=== Section Start ===

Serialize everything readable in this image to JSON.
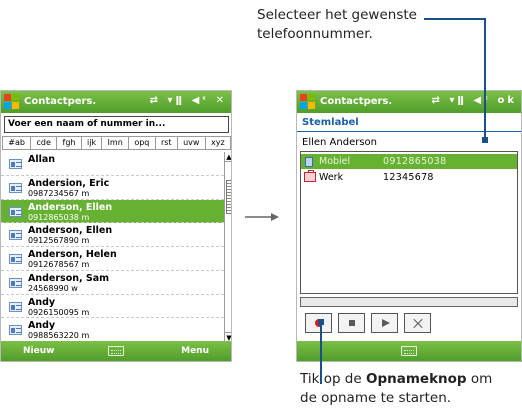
{
  "left_screen": {
    "title": "Contactpers.",
    "search_placeholder": "Voer een naam of nummer in...",
    "alpha_tabs": [
      "#ab",
      "cde",
      "fgh",
      "ijk",
      "lmn",
      "opq",
      "rst",
      "uvw",
      "xyz"
    ],
    "contacts": [
      {
        "name": "Allan",
        "sub": ""
      },
      {
        "name": "Andersion, Eric",
        "sub": "0987234567   m"
      },
      {
        "name": "Anderson, Ellen",
        "sub": "0912865038   m"
      },
      {
        "name": "Anderson, Ellen",
        "sub": "0912567890   m"
      },
      {
        "name": "Anderson, Helen",
        "sub": "0912678567   m"
      },
      {
        "name": "Anderson, Sam",
        "sub": "24568990   w"
      },
      {
        "name": "Andy",
        "sub": "0926150095   m"
      },
      {
        "name": "Andy",
        "sub": "0988563220   m"
      }
    ],
    "selected_index": 2,
    "softkey_left": "Nieuw",
    "softkey_right": "Menu"
  },
  "right_screen": {
    "title": "Contactpers.",
    "ok_label": "ok",
    "header": "Stemlabel",
    "contact_name": "Ellen Anderson",
    "numbers": [
      {
        "label": "Mobiel",
        "number": "0912865038",
        "selected": true
      },
      {
        "label": "Werk",
        "number": "12345678",
        "selected": false
      }
    ]
  },
  "callouts": {
    "top_line1": "Selecteer het gewenste",
    "top_line2": "telefoonnummer.",
    "bottom_line1_pre": "Tik op de ",
    "bottom_line1_bold": "Opnameknop",
    "bottom_line1_post": " om",
    "bottom_line2": "de opname te starten."
  },
  "colors": {
    "accent_green": "#66b032",
    "callout_blue": "#1a4f8c",
    "header_blue": "#1a5fa8"
  }
}
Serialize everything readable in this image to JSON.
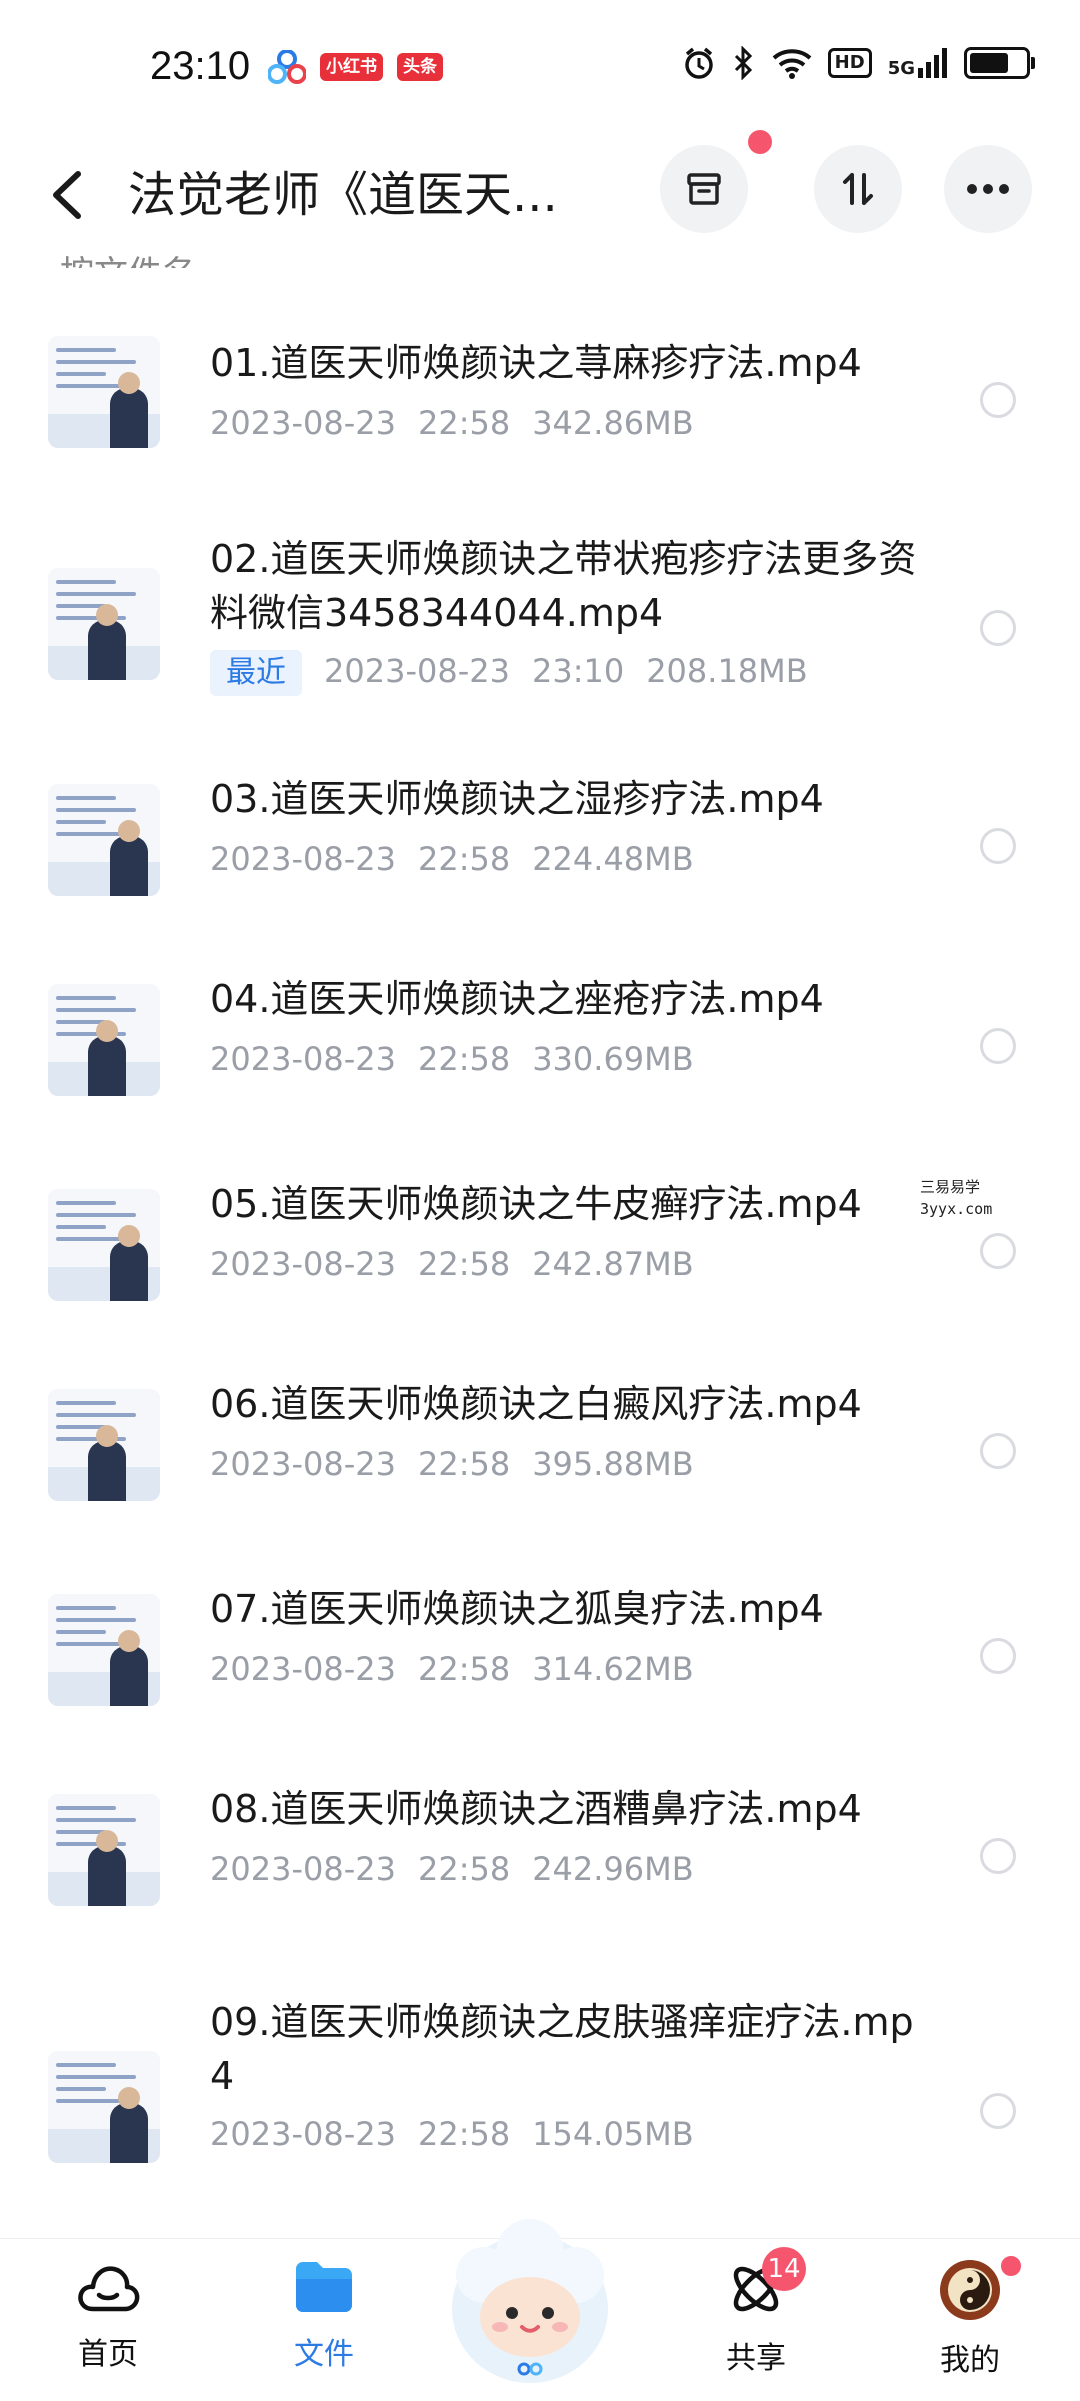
{
  "status_bar": {
    "time": "23:10",
    "app_badges": [
      "小红书",
      "头条"
    ],
    "hd_label": "HD",
    "network_label": "5G",
    "battery_level": 0.7
  },
  "header": {
    "title": "法觉老师《道医天...",
    "sort_label": "按文件名",
    "sort_dash": "---"
  },
  "files": [
    {
      "name": "01.道医天师焕颜诀之荨麻疹疗法.mp4",
      "date": "2023-08-23",
      "time": "22:58",
      "size": "342.86MB",
      "tag": ""
    },
    {
      "name": "02.道医天师焕颜诀之带状疱疹疗法更多资料微信3458344044.mp4",
      "date": "2023-08-23",
      "time": "23:10",
      "size": "208.18MB",
      "tag": "最近"
    },
    {
      "name": "03.道医天师焕颜诀之湿疹疗法.mp4",
      "date": "2023-08-23",
      "time": "22:58",
      "size": "224.48MB",
      "tag": ""
    },
    {
      "name": "04.道医天师焕颜诀之痤疮疗法.mp4",
      "date": "2023-08-23",
      "time": "22:58",
      "size": "330.69MB",
      "tag": ""
    },
    {
      "name": "05.道医天师焕颜诀之牛皮癣疗法.mp4",
      "date": "2023-08-23",
      "time": "22:58",
      "size": "242.87MB",
      "tag": ""
    },
    {
      "name": "06.道医天师焕颜诀之白癜风疗法.mp4",
      "date": "2023-08-23",
      "time": "22:58",
      "size": "395.88MB",
      "tag": ""
    },
    {
      "name": "07.道医天师焕颜诀之狐臭疗法.mp4",
      "date": "2023-08-23",
      "time": "22:58",
      "size": "314.62MB",
      "tag": ""
    },
    {
      "name": "08.道医天师焕颜诀之酒糟鼻疗法.mp4",
      "date": "2023-08-23",
      "time": "22:58",
      "size": "242.96MB",
      "tag": ""
    },
    {
      "name": "09.道医天师焕颜诀之皮肤骚痒症疗法.mp4",
      "date": "2023-08-23",
      "time": "22:58",
      "size": "154.05MB",
      "tag": ""
    }
  ],
  "watermark": {
    "line1": "三易易学",
    "line2": "3yyx.com"
  },
  "bottom_nav": {
    "home": "首页",
    "files": "文件",
    "share": "共享",
    "share_badge": "14",
    "mine": "我的"
  },
  "colors": {
    "accent": "#2c7be5",
    "badge": "#f5566d",
    "meta": "#9a9ea6"
  }
}
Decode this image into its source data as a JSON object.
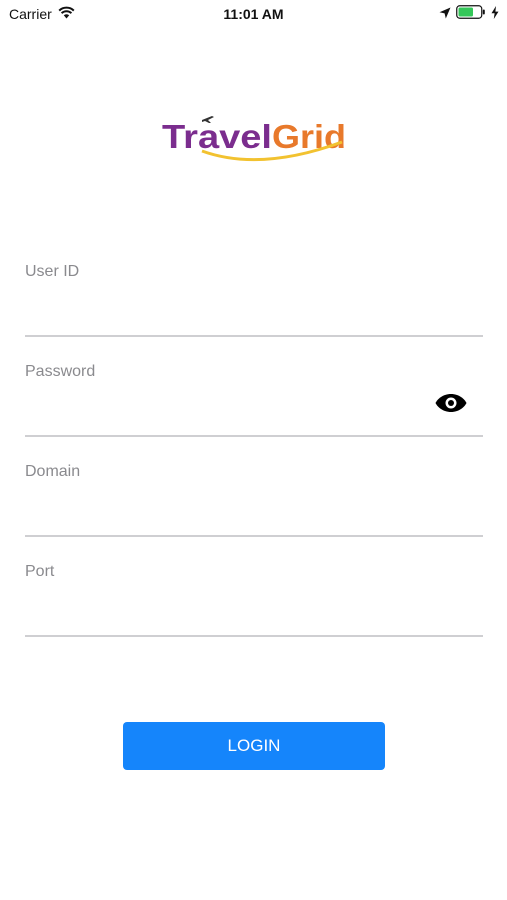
{
  "status_bar": {
    "carrier": "Carrier",
    "time": "11:01 AM"
  },
  "logo": {
    "text_part1": "Travel",
    "text_part2": "Grid",
    "color_purple": "#7b2d8e",
    "color_orange": "#e8792b",
    "swoosh_color": "#f2c230"
  },
  "form": {
    "user_id_label": "User ID",
    "password_label": "Password",
    "domain_label": "Domain",
    "port_label": "Port",
    "user_id_value": "",
    "password_value": "",
    "domain_value": "",
    "port_value": ""
  },
  "login": {
    "label": "LOGIN",
    "color": "#1585fb"
  }
}
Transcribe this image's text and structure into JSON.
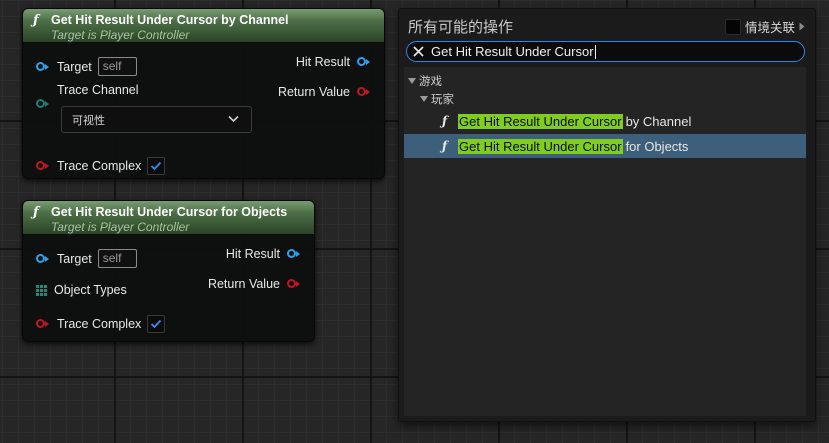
{
  "nodes": [
    {
      "title": "Get Hit Result Under Cursor by Channel",
      "subtitle": "Target is Player Controller",
      "target_label": "Target",
      "target_value": "self",
      "trace_channel_label": "Trace Channel",
      "trace_channel_value": "可视性",
      "trace_complex_label": "Trace Complex",
      "trace_complex_checked": true,
      "hit_result_label": "Hit Result",
      "return_value_label": "Return Value"
    },
    {
      "title": "Get Hit Result Under Cursor for Objects",
      "subtitle": "Target is Player Controller",
      "target_label": "Target",
      "target_value": "self",
      "object_types_label": "Object Types",
      "trace_complex_label": "Trace Complex",
      "trace_complex_checked": true,
      "hit_result_label": "Hit Result",
      "return_value_label": "Return Value"
    }
  ],
  "menu": {
    "title": "所有可能的操作",
    "context_sensitive_label": "情境关联",
    "context_sensitive_checked": false,
    "search_value": "Get Hit Result Under Cursor",
    "category": "游戏",
    "subcategory": "玩家",
    "results": [
      {
        "highlight": "Get Hit Result Under Cursor",
        "rest": "by Channel",
        "selected": false
      },
      {
        "highlight": "Get Hit Result Under Cursor",
        "rest": "for Objects",
        "selected": true
      }
    ]
  },
  "colors": {
    "pin_object": "#2aa0f0",
    "pin_struct": "#c4161e",
    "pin_enum": "#1c7e6c",
    "search_highlight": "#7fcd1f",
    "selection": "#3e5f7c",
    "focus_border": "#2e86e8"
  }
}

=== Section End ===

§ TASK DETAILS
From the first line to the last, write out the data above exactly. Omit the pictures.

§ ANSWER TO THIS EXERCISE
Serialize everything readable in this image to JSON.
{
  "left_screen": {
    "title": "Contactpers.",
    "search_placeholder": "Voer een naam of nummer in...",
    "alpha_tabs": [
      "#ab",
      "cde",
      "fgh",
      "ijk",
      "lmn",
      "opq",
      "rst",
      "uvw",
      "xyz"
    ],
    "contacts": [
      {
        "name": "Allan",
        "sub": ""
      },
      {
        "name": "Andersion, Eric",
        "sub": "0987234567   m"
      },
      {
        "name": "Anderson, Ellen",
        "sub": "0912865038   m"
      },
      {
        "name": "Anderson, Ellen",
        "sub": "0912567890   m"
      },
      {
        "name": "Anderson, Helen",
        "sub": "0912678567   m"
      },
      {
        "name": "Anderson, Sam",
        "sub": "24568990   w"
      },
      {
        "name": "Andy",
        "sub": "0926150095   m"
      },
      {
        "name": "Andy",
        "sub": "0988563220   m"
      }
    ],
    "selected_index": 2,
    "softkey_left": "Nieuw",
    "softkey_right": "Menu"
  },
  "right_screen": {
    "title": "Contactpers.",
    "ok_label": "ok",
    "header": "Stemlabel",
    "contact_name": "Ellen Anderson",
    "numbers": [
      {
        "label": "Mobiel",
        "number": "0912865038",
        "selected": true
      },
      {
        "label": "Werk",
        "number": "12345678",
        "selected": false
      }
    ]
  },
  "callouts": {
    "top_line1": "Selecteer het gewenste",
    "top_line2": "telefoonnummer.",
    "bottom_line1_pre": "Tik op de ",
    "bottom_line1_bold": "Opnameknop",
    "bottom_line1_post": " om",
    "bottom_line2": "de opname te starten."
  },
  "colors": {
    "accent_green": "#66b032",
    "callout_blue": "#1a4f8c",
    "header_blue": "#1a5fa8"
  }
}
Serialize everything readable in this image to JSON.
{
  "status_bar": {
    "time": "23:10",
    "app_badges": [
      "小红书",
      "头条"
    ],
    "hd_label": "HD",
    "network_label": "5G",
    "battery_level": 0.7
  },
  "header": {
    "title": "法觉老师《道医天...",
    "sort_label": "按文件名",
    "sort_dash": "---"
  },
  "files": [
    {
      "name": "01.道医天师焕颜诀之荨麻疹疗法.mp4",
      "date": "2023-08-23",
      "time": "22:58",
      "size": "342.86MB",
      "tag": ""
    },
    {
      "name": "02.道医天师焕颜诀之带状疱疹疗法更多资料微信3458344044.mp4",
      "date": "2023-08-23",
      "time": "23:10",
      "size": "208.18MB",
      "tag": "最近"
    },
    {
      "name": "03.道医天师焕颜诀之湿疹疗法.mp4",
      "date": "2023-08-23",
      "time": "22:58",
      "size": "224.48MB",
      "tag": ""
    },
    {
      "name": "04.道医天师焕颜诀之痤疮疗法.mp4",
      "date": "2023-08-23",
      "time": "22:58",
      "size": "330.69MB",
      "tag": ""
    },
    {
      "name": "05.道医天师焕颜诀之牛皮癣疗法.mp4",
      "date": "2023-08-23",
      "time": "22:58",
      "size": "242.87MB",
      "tag": ""
    },
    {
      "name": "06.道医天师焕颜诀之白癜风疗法.mp4",
      "date": "2023-08-23",
      "time": "22:58",
      "size": "395.88MB",
      "tag": ""
    },
    {
      "name": "07.道医天师焕颜诀之狐臭疗法.mp4",
      "date": "2023-08-23",
      "time": "22:58",
      "size": "314.62MB",
      "tag": ""
    },
    {
      "name": "08.道医天师焕颜诀之酒糟鼻疗法.mp4",
      "date": "2023-08-23",
      "time": "22:58",
      "size": "242.96MB",
      "tag": ""
    },
    {
      "name": "09.道医天师焕颜诀之皮肤骚痒症疗法.mp4",
      "date": "2023-08-23",
      "time": "22:58",
      "size": "154.05MB",
      "tag": ""
    }
  ],
  "watermark": {
    "line1": "三易易学",
    "line2": "3yyx.com"
  },
  "bottom_nav": {
    "home": "首页",
    "files": "文件",
    "share": "共享",
    "share_badge": "14",
    "mine": "我的"
  },
  "colors": {
    "accent": "#2c7be5",
    "badge": "#f5566d",
    "meta": "#9a9ea6"
  }
}
Decode this image into its source data as a JSON object.
{
  "status_bar": {
    "carrier": "Carrier",
    "time": "11:01 AM"
  },
  "logo": {
    "text_part1": "Travel",
    "text_part2": "Grid",
    "color_purple": "#7b2d8e",
    "color_orange": "#e8792b",
    "swoosh_color": "#f2c230"
  },
  "form": {
    "user_id_label": "User ID",
    "password_label": "Password",
    "domain_label": "Domain",
    "port_label": "Port",
    "user_id_value": "",
    "password_value": "",
    "domain_value": "",
    "port_value": ""
  },
  "login": {
    "label": "LOGIN",
    "color": "#1585fb"
  }
}
Transcribe this image's text and structure into JSON.
{
  "nodes": [
    {
      "title": "Get Hit Result Under Cursor by Channel",
      "subtitle": "Target is Player Controller",
      "target_label": "Target",
      "target_value": "self",
      "trace_channel_label": "Trace Channel",
      "trace_channel_value": "可视性",
      "trace_complex_label": "Trace Complex",
      "trace_complex_checked": true,
      "hit_result_label": "Hit Result",
      "return_value_label": "Return Value"
    },
    {
      "title": "Get Hit Result Under Cursor for Objects",
      "subtitle": "Target is Player Controller",
      "target_label": "Target",
      "target_value": "self",
      "object_types_label": "Object Types",
      "trace_complex_label": "Trace Complex",
      "trace_complex_checked": true,
      "hit_result_label": "Hit Result",
      "return_value_label": "Return Value"
    }
  ],
  "menu": {
    "title": "所有可能的操作",
    "context_sensitive_label": "情境关联",
    "context_sensitive_checked": false,
    "search_value": "Get Hit Result Under Cursor",
    "category": "游戏",
    "subcategory": "玩家",
    "results": [
      {
        "highlight": "Get Hit Result Under Cursor",
        "rest": "by Channel",
        "selected": false
      },
      {
        "highlight": "Get Hit Result Under Cursor",
        "rest": "for Objects",
        "selected": true
      }
    ]
  },
  "colors": {
    "pin_object": "#2aa0f0",
    "pin_struct": "#c4161e",
    "pin_enum": "#1c7e6c",
    "search_highlight": "#7fcd1f",
    "selection": "#3e5f7c",
    "focus_border": "#2e86e8"
  }
}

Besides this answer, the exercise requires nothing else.